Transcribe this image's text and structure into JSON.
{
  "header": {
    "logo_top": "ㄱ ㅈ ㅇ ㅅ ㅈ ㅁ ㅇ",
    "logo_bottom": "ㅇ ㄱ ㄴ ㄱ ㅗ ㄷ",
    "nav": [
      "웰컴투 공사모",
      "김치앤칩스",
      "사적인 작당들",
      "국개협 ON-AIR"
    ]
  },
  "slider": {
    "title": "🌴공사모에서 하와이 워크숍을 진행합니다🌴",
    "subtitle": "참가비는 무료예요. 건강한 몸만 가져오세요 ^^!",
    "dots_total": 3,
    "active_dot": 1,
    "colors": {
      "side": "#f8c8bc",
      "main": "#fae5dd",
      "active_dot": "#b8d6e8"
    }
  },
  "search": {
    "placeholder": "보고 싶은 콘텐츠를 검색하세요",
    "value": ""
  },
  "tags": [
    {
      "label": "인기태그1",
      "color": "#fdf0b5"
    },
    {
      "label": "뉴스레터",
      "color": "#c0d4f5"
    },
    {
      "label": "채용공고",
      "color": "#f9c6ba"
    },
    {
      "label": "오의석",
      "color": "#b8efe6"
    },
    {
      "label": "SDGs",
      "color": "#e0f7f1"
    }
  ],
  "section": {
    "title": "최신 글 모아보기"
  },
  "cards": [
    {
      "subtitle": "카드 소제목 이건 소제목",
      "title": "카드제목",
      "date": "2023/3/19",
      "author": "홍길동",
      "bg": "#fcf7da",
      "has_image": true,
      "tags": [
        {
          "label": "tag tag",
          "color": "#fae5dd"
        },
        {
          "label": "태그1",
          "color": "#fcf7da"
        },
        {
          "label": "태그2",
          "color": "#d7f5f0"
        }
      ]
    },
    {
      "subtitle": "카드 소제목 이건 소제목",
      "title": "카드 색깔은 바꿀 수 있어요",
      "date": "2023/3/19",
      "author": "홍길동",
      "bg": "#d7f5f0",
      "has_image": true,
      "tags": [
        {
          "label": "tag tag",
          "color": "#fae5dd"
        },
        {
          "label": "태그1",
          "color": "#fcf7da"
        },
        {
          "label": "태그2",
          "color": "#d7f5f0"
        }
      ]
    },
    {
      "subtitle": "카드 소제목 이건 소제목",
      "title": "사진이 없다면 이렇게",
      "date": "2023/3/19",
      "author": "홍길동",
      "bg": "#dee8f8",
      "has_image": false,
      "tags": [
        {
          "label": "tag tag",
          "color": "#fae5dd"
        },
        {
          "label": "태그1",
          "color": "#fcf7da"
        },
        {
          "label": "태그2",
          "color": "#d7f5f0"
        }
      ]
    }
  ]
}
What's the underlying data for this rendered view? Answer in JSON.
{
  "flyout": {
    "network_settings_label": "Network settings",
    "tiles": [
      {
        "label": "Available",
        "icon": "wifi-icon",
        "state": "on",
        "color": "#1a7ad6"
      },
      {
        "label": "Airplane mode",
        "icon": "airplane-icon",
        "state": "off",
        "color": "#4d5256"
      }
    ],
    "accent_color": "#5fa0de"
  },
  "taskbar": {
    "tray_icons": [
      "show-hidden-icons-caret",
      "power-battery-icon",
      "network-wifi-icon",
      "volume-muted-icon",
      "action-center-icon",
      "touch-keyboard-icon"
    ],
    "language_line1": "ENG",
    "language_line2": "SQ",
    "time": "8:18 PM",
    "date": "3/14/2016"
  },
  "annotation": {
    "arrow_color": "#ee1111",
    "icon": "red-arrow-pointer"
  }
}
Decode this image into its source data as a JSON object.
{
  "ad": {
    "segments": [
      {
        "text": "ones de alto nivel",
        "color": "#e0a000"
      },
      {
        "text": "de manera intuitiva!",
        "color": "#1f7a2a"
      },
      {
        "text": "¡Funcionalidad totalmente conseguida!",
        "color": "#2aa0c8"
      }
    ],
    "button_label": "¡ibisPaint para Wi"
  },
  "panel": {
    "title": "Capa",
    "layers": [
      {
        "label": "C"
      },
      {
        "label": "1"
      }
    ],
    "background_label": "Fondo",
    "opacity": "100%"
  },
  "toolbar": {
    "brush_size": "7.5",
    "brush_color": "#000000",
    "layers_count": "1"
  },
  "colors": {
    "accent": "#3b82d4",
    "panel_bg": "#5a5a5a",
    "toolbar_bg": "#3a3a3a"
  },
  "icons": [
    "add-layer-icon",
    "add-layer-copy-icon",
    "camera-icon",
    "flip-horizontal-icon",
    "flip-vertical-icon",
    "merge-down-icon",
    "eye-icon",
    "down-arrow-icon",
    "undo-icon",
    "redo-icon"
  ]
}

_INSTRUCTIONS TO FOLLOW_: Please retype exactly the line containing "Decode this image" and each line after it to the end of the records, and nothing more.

_ANSWER SECTION_:
Decode this image into its source data as a JSON object.
{
  "ad": {
    "segments": [
      {
        "text": "ones de alto nivel",
        "color": "#e0a000"
      },
      {
        "text": "de manera intuitiva!",
        "color": "#1f7a2a"
      },
      {
        "text": "¡Funcionalidad totalmente conseguida!",
        "color": "#2aa0c8"
      }
    ],
    "button_label": "¡ibisPaint para Wi"
  },
  "panel": {
    "title": "Capa",
    "layers": [
      {
        "label": "C"
      },
      {
        "label": "1"
      }
    ],
    "background_label": "Fondo",
    "opacity": "100%"
  },
  "toolbar": {
    "brush_size": "7.5",
    "brush_color": "#000000",
    "layers_count": "1"
  },
  "colors": {
    "accent": "#3b82d4",
    "panel_bg": "#5a5a5a",
    "toolbar_bg": "#3a3a3a"
  },
  "icons": [
    "add-layer-icon",
    "add-layer-copy-icon",
    "camera-icon",
    "flip-horizontal-icon",
    "flip-vertical-icon",
    "merge-down-icon",
    "eye-icon",
    "down-arrow-icon",
    "undo-icon",
    "redo-icon"
  ]
}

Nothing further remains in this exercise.